Once lived a woman wrapped in a magenta skin so brilliant she glowed, but the story doesn’t start like that.
Even if he was a bull angel,
a land whale, a million tumblers of blubber,
a horned prevaricator,
it took dirty tricks to get him.
The Arbor tells us stories of a time before, when all the dead were kept in orchards that rolled endlessly, and had always been there, and people tended to them constantly in gratitude and respect for their ancestors.
Margaret Morri was the name Yoshikane Araki used when referring to an apparition who squeezed under the doorway or window mesh or rose between barrack floorboards to haunt the hot desert air above his straw mattress.
the organ harvest is most/ delectable beneath fluorescent light/ rebelling against the heaving stars/
The day her husband died, Sleeping Beauty gave back to him the kiss he had bestowed upon her consentless lips sixty years before.
On February 26, 2018, we asked our Twitter followers to tell us the biggest and most beautiful stories they could within Twitter’s longer, and more storytelling-friendly 280-character limit.
I’ve made the pitcher on my table human again.
Her elegant white neck, belly slightly bloated

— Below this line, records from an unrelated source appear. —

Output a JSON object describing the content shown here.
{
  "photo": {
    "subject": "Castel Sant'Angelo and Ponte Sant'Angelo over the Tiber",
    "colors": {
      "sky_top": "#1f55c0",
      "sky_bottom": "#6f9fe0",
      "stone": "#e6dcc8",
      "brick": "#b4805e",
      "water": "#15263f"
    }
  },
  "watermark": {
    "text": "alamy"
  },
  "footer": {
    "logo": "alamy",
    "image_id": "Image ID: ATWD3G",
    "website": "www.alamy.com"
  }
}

We’re pleased to announce our fifteenth issue, The Pink Issue, which will be published in early 2019.